## Work instruction
Give the number of lines in the data that hold the string "Termo". Nothing else is needed.

## Data under study
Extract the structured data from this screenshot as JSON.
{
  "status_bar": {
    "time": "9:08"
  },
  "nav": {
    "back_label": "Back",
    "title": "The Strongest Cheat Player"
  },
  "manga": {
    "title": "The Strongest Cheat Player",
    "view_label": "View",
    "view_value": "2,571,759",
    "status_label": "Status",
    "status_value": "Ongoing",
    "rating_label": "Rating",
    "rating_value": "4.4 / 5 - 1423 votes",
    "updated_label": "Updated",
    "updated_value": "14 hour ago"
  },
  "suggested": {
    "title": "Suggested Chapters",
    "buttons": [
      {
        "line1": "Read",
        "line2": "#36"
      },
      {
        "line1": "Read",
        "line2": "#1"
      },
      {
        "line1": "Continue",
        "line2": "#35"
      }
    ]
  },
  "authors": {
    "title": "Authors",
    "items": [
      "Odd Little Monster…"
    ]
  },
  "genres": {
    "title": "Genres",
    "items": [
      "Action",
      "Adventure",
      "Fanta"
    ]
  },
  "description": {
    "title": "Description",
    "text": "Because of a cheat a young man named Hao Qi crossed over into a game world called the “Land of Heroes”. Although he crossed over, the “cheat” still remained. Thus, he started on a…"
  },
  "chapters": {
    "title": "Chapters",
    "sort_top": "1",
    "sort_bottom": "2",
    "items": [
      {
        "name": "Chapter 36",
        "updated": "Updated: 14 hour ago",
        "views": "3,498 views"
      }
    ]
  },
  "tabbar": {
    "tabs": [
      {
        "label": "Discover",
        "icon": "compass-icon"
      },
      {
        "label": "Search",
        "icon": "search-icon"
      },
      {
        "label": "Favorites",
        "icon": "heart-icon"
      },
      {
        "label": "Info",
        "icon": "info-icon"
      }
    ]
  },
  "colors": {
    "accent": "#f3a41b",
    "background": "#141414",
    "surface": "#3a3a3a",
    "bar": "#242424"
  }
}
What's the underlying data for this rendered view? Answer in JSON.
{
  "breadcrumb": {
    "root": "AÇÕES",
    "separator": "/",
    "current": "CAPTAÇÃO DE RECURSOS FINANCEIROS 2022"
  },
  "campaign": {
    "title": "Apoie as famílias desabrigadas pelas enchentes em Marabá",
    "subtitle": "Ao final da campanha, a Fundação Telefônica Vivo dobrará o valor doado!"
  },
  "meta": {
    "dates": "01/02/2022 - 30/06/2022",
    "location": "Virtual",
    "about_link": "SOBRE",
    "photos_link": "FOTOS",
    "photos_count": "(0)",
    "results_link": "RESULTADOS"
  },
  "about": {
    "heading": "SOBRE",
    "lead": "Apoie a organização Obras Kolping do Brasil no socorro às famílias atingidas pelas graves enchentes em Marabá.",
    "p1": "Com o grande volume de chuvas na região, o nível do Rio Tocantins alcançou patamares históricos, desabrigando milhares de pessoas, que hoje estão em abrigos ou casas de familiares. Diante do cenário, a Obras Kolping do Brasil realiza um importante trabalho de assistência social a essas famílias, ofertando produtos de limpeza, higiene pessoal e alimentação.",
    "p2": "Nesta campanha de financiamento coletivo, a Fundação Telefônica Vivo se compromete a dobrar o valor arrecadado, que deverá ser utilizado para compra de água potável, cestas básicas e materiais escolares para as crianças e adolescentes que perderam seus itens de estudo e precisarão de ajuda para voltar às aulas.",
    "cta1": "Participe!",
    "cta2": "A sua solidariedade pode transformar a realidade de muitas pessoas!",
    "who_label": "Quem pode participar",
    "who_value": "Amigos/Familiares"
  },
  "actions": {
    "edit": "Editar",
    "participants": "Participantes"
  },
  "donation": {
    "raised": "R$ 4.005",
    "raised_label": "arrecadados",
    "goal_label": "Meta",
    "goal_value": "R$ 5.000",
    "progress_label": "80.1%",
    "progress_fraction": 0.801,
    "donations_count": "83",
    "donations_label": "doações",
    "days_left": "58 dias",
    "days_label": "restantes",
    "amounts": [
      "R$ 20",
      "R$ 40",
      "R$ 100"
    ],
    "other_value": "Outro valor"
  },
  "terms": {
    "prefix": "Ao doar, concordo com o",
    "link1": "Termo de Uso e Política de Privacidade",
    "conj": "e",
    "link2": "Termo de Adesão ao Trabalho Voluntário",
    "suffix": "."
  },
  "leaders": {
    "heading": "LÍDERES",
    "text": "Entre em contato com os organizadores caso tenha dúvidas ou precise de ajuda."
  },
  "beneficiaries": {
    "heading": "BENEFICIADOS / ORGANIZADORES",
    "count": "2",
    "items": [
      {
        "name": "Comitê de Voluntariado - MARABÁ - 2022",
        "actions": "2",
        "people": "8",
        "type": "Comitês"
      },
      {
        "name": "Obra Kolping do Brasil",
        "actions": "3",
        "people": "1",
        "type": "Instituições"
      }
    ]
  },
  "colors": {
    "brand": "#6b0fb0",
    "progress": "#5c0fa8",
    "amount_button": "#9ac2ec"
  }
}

## Output for this task
2